This was one of the loveliest discoveries of my Pitti trip. In all my numerous trips to Sweden, not once have I been made aware of Böle, the last standing spruce bark tannery on Earth (to their knowledge…) right up in the north of Sweden near the Arctic Circle! This is a family business in its 4th generation, currently headed up by Anders Sandlund. Since 1899, Böle has been tanning Swedish cattle hides with spruce bark. The tanning process is 100% natural – simply bark and unheated water from the nearby Pite river – without any chemicals. It can take up to twelve months to tan a single hide and as a result you have a beautiful tanned leather that needs no further treatment or dyeing and is highly durable. Once made into bags and leather goods, the leather continues to take on a life of its own with a rich deepening of the colour.
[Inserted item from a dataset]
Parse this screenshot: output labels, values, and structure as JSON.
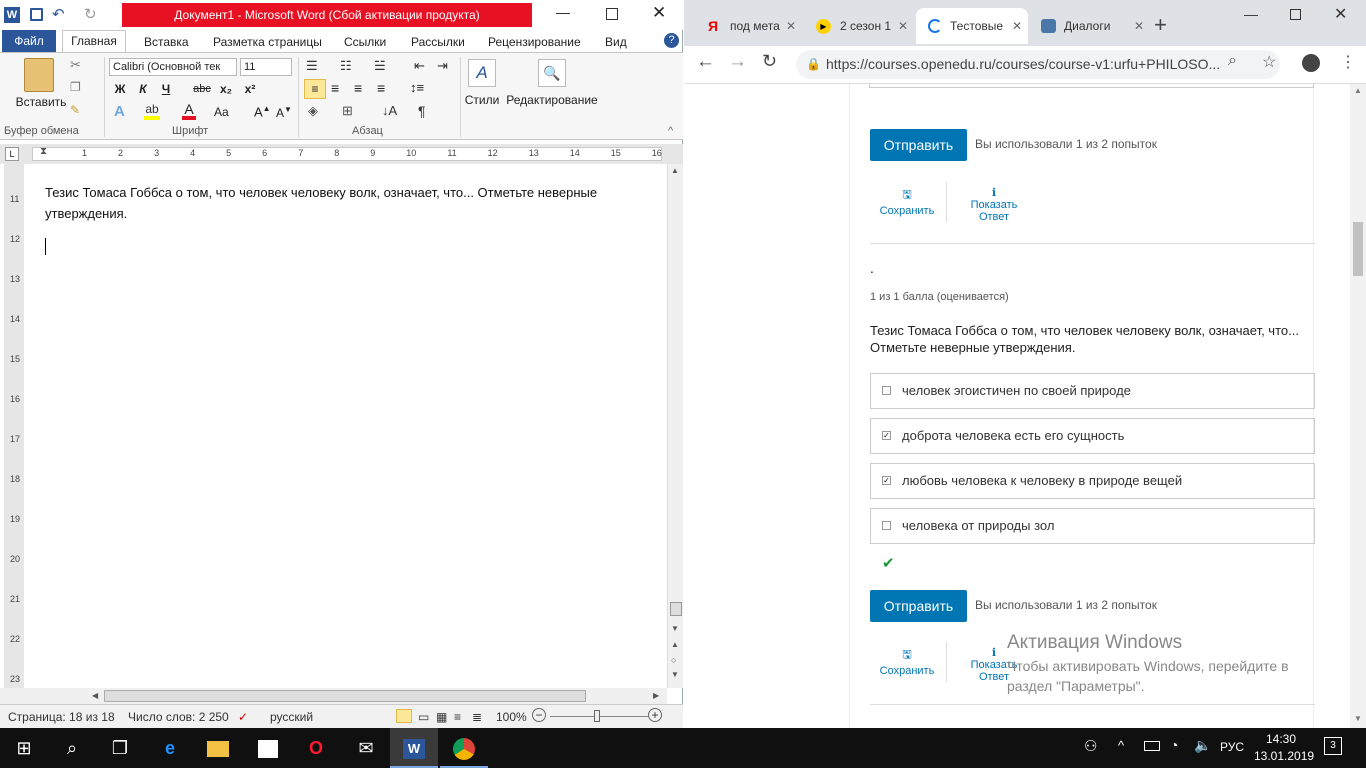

Böle would describe themselves as a tannery first and a saddlery second but their foray into commercial leather bags and briefcases in the 1960s means they’ve navigated their brand into the 21st century, picking up retailers like Harrods as well as becoming Royal Purveyor to members of the Swedish royal family. Their giant rucksacks, tote bags and doctor’s bags uniform in a deep shade of caramel make me think of Böle as a sort of Swedish Delvaux or Hermès – only far more minimal and stripped down (so very Scandi…). I was very impressed with their extensive website, which goes into great detail about the cows their sustainability and green credentials as well as being entirely transparent about their manufacturing processes. I’m so glad that I got to discover Böle’s debut at Pitti, as part of their recent restructuring to bring the brand into greater prominence worldwide.
For a bit of “fun”, in Pitti W, a few Ukranian designers were showing their collections. I’ve written about Anna K‘s fash-oh t-shirts that read with slogans such as “I’m not a fashion blogger” and “Fashion Circus”. That collection has expanded greatly but it’s her mainline collection that I’m more interested in. She was swishing around Pitti looking pretty fantastic in a trapeze navy number adorned with colourful patches from her brand new pre-fall A/W 15 collection. Her graphic S/S 15 and resort collections filled with stripes and funny fashion-themed stop signs are also a welcome break from Pitti’s sartorial finery.
Anna K wearing coat from her pre-fall 2015 collection at Pitti photographed by Tommy Ton for Style.com
And finally… my favourite moment captured at Pitti were these stacked-up bracelets originating from the Ndebele people in South Africa. They are worn by Jerri Mokgufe a fashion blogger and consultant from South Africa. Again, something of a break from the shades of navy and khaki that flood the people of Pitti.